A bank makes money by making loans. If someone wants to buy a car, the bank will loan them the money. If a business wants to make a big purchase and they don't have the cash on hand, they can get a loan from the bank.

A loan from a bank works like this: you want a car but don't have the money to buy it. You go to the bank and ask for a loan. They give you the money and you promise to give it back to them over time.

But! You need to pay the bank for borrowing the money. Sometimes you'll pay upfront (there are many names for it, but is often called loan fees) but far more often you'll pay the bank a little at a time as you give them back their money. This is interest.

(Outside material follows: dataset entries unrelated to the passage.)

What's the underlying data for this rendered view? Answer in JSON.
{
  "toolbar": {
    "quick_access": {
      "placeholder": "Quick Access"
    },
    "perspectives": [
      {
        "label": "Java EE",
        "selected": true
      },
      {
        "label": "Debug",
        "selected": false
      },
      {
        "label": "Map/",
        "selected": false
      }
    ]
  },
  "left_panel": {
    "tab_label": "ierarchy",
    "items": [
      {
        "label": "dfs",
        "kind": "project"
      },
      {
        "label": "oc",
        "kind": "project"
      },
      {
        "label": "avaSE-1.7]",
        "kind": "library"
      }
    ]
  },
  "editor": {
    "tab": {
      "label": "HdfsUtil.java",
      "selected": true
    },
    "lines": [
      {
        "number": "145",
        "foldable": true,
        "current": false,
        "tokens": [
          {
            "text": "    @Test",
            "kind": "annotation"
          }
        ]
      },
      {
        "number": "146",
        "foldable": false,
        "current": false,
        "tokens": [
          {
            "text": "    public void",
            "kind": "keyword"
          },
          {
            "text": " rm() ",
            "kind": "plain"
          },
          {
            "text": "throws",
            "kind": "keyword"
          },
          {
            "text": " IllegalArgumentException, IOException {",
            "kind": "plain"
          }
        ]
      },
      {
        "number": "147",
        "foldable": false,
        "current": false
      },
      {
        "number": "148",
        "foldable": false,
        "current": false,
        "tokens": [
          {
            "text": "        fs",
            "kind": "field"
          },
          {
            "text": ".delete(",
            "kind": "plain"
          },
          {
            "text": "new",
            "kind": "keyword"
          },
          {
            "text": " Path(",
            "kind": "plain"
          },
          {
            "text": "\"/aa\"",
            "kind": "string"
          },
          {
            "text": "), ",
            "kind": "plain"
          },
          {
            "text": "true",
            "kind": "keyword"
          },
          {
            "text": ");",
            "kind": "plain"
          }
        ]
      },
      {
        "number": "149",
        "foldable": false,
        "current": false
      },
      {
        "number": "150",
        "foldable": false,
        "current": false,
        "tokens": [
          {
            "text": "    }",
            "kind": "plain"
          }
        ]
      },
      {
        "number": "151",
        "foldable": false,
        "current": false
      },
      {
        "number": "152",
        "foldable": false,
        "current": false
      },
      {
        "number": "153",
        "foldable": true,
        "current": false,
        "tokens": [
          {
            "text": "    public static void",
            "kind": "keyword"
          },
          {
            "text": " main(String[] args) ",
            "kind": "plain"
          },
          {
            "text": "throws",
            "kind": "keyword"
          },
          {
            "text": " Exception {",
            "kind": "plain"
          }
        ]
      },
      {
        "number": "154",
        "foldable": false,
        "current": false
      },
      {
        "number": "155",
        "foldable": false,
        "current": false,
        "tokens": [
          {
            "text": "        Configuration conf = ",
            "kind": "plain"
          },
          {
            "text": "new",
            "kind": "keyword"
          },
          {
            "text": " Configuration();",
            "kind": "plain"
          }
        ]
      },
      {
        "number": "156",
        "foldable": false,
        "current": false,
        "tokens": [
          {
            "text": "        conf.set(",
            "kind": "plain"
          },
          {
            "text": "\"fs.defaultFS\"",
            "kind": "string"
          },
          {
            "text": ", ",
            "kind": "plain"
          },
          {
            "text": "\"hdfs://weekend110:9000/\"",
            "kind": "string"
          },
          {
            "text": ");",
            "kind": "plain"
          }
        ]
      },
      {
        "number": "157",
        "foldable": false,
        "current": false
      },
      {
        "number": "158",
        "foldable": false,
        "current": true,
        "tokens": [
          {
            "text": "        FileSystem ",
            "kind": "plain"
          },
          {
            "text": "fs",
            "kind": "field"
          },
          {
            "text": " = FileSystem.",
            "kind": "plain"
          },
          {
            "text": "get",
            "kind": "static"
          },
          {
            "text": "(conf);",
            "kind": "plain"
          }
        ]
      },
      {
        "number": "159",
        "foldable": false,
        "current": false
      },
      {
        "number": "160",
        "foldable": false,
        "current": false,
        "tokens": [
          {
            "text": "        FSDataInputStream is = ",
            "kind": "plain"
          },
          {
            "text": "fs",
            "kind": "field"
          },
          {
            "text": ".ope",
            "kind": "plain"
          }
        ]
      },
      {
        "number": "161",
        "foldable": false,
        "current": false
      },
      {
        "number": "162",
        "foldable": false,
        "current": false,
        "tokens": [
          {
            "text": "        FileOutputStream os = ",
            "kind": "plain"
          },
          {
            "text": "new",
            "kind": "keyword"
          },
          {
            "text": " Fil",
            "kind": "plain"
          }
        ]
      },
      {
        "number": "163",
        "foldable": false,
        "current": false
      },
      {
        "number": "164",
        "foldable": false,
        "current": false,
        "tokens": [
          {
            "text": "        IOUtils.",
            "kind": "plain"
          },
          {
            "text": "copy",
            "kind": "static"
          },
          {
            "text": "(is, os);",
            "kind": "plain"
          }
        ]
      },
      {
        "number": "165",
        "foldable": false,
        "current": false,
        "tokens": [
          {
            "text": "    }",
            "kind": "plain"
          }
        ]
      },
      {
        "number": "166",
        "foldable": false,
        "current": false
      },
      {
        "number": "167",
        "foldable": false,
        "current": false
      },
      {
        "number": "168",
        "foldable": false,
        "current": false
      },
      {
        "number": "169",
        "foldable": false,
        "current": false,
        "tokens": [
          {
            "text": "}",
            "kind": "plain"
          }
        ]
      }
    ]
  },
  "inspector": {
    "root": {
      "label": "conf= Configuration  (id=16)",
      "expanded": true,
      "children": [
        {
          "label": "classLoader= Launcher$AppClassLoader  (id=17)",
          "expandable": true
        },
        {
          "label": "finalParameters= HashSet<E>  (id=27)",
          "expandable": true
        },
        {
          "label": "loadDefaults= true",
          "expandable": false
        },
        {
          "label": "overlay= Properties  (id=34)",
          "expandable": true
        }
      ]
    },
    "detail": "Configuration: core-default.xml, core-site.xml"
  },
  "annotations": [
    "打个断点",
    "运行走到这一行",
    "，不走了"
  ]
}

For instance, if you borrow $12000 and will make 12 monthly payments back to the bank, you'll pay $1000 each month as a payment to the bank. However, you'll also pay a little more, and this will be the interest (let's just say the loan charges $100 interest each month). And so you end up paying $1100 each month: $1000 to return the money (called the Principal Payment) and $100 as your cost of borrowing the money in the first place (the Interest).

Ok - so the bank loans money out to people and businesses who need it and they make money by doing so. But where does that money come from?

Imagine you want to open a new business and you want it to be a grocery store. One of the first things you'll need to do is go out and buy food in order to stock the shelves and have it ready for sale to customers. This same need exists for a bank - it needs to have cash to give to customers to borrow. Where does it come from?

One source is bank deposits. When I put money into the bank, they pay me a little interest. Why? In one sense, they are doing me a favour by holding my money - it's safer in the bank than under my mattress, they send me bank statements telling me how much I have, they pay salaries to employees, they pay rent and electric and all those other costs. Why in the world would they pay me to keep my money safe?

Because the bank wants to encourage you and I to keep our money in the bank so they can use it to loan it out. And so they pay us a little each month, interest, for the use of our money so they can loan it out and earn more money.

In fact, banks will offer more interest to us if we commit to keeping our money in the bank for longer periods of time - things like Certificates of Deposit pay higher amounts of interest but we can't access our money for months or even years at a time.

This is a video that has way more about banking: